This year marks the start of the United Nations OceanDecade, which aims to safeguard 30% of oceans by 2030. With only eight years to go, the race is on to restore and protect marine life.
“The United Nations has attempted to protect the ocean before, by setting Aichi Biodiversity Target 11 in 2010 that aimed to conserve 10% of coastal and marine areas by 2020. Sadly, this target was not achieved,” the UN said.
Only 7.68% of the ocean is either a designated or proposed marine protected area, with only 2.7% benefiting from efficient protection measures.
Expanding marine protected areas are part of the solution but restoration and a “great ocean clean-up” are necessary to avoid further destruction to ecosystems.
Although large industrial scale solutions are in the pipeline, individual action is becoming a recreational and educational experience.
Volunteer organisations have popped up around the world’s coastal areas with the aim of getting people to participate in conservation and restoration efforts.
In the same way that people were previously oblivious to the problem of single-use plastic polluting the ocean, it is not common knowledge that sunscreen may be unfriendly to coral reefs. The product can contain oxybenzone and octinoxate, which harm coral reefs and fish.
This has also contributed to coral bleaching, which depletes food supplies for other ocean life. These chemicals are outlawed in protected ocean coral sites in the United States as well as Hawaii and the Virgin Islands.
Italian researchers have now added sunscreens to the list of ocean-damaging agents
“Coral reefs are among the most biologically productive and diverse ecosystems in the world. These ecosystems directly sustain half a billion people, but around 60% are currently threatened. Over the past 20 years, coral bleaching has increased dramatically,” the researchers said in a study where tests were conducted in Mexico, Indonesia, Thailand and Egypt.

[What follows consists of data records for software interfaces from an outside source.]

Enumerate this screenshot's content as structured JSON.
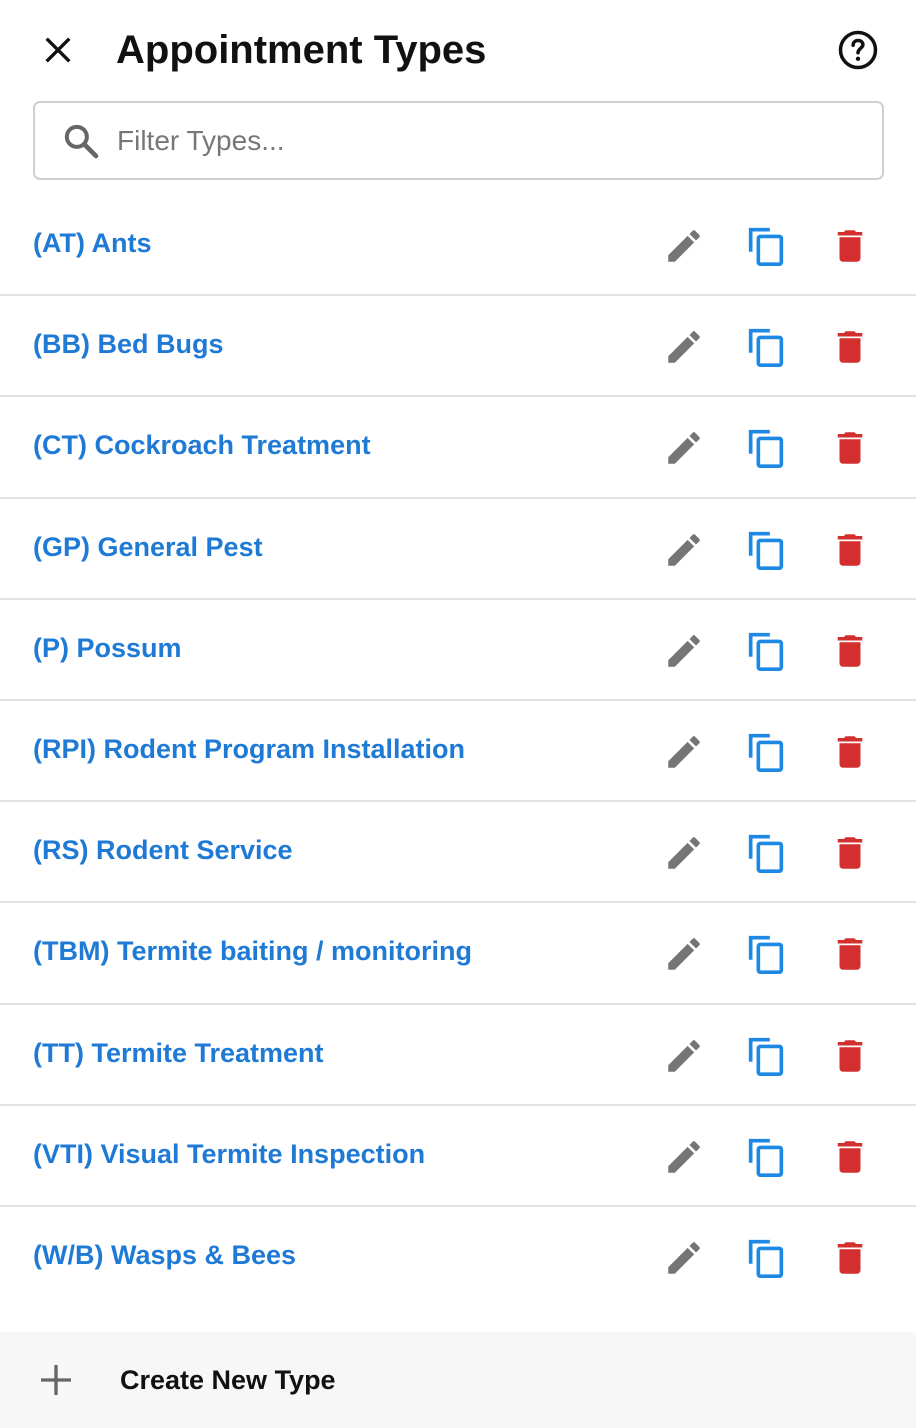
{
  "header": {
    "title": "Appointment Types",
    "close_icon": "close-icon",
    "help_icon": "help-circle-icon"
  },
  "filter": {
    "placeholder": "Filter Types...",
    "value": "",
    "icon": "search-icon"
  },
  "colors": {
    "link": "#1f7ad6",
    "edit": "#757575",
    "copy": "#1e88e5",
    "delete": "#d32f2f",
    "footer_bg": "#f7f7f7"
  },
  "types": [
    {
      "label": "(AT) Ants"
    },
    {
      "label": "(BB) Bed Bugs"
    },
    {
      "label": "(CT) Cockroach Treatment"
    },
    {
      "label": "(GP) General Pest"
    },
    {
      "label": "(P) Possum"
    },
    {
      "label": "(RPI) Rodent Program Installation"
    },
    {
      "label": "(RS) Rodent Service"
    },
    {
      "label": "(TBM) Termite baiting / monitoring"
    },
    {
      "label": "(TT) Termite Treatment"
    },
    {
      "label": "(VTI) Visual Termite Inspection"
    },
    {
      "label": "(W/B) Wasps & Bees"
    }
  ],
  "row_actions": [
    "edit-icon",
    "copy-icon",
    "delete-icon"
  ],
  "footer": {
    "create_label": "Create New Type",
    "icon": "plus-icon"
  }
}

“This has been blamed on a range of causes including temperature change, excess UV radiation, pollution and bacterial pathogens.”
Now there are heightened calls for the use of “reef friendly” sunscreens. Campaigns such as ‘Save the Reef’ have focused on consumer education about sunscreens.
“The term ‘reef safe’ typically means that the sunscreen contains only mineral UV-blocking ingredients like oxide and titanium dioxide,” said Joshua Zeichner, a dermatologist in New York City.
“Both nanoparticles—a smaller particle size—and traditional zinc oxide sunscreens are safe and effective, and will be considered safe for reefs. The only difference is the cosmetic feel on the skin,” he told the organisation in an interview.
Trawler nets from fishing are also a focus for ocean volunteers working in pollution hotspots. Volunteer “ghost divers” have become a solution for recovering “ghost nets” harming marine life. The waste includes crab cages, lines and abandoned diver gear. Ghost Diving, a global network of volunteer organisations, said it had so far recovered about 5 000kg of waste in 2021.
Elsewhere, volunteer organisation GreenKayak says since 2017, tens of thousands of people have paddled their kayaks in the harbours, rivers and lakes of five European countries, collecting more than 50 tonnes of trash.
In South Africa, the Two Oceans Aquarium in Cape Town will begin a volunteer induction course on 1 November. Volunteers are expected to improve their knowledge of plants and animals along the country’s coastline. The volunteers care for the animals and assist in running the Two Oceans tourism facility, in addition to participating in beach clean-ups.
The Shark & Marine Research Institute’s Shark Conservation Programme also offers volunteers the opportunity to shark cage dive as part of conservation efforts.
Tunicia Phillips is an Adamela Trust climate and economic justice reporting fellow, funded by the Open Society Foundation for South Africa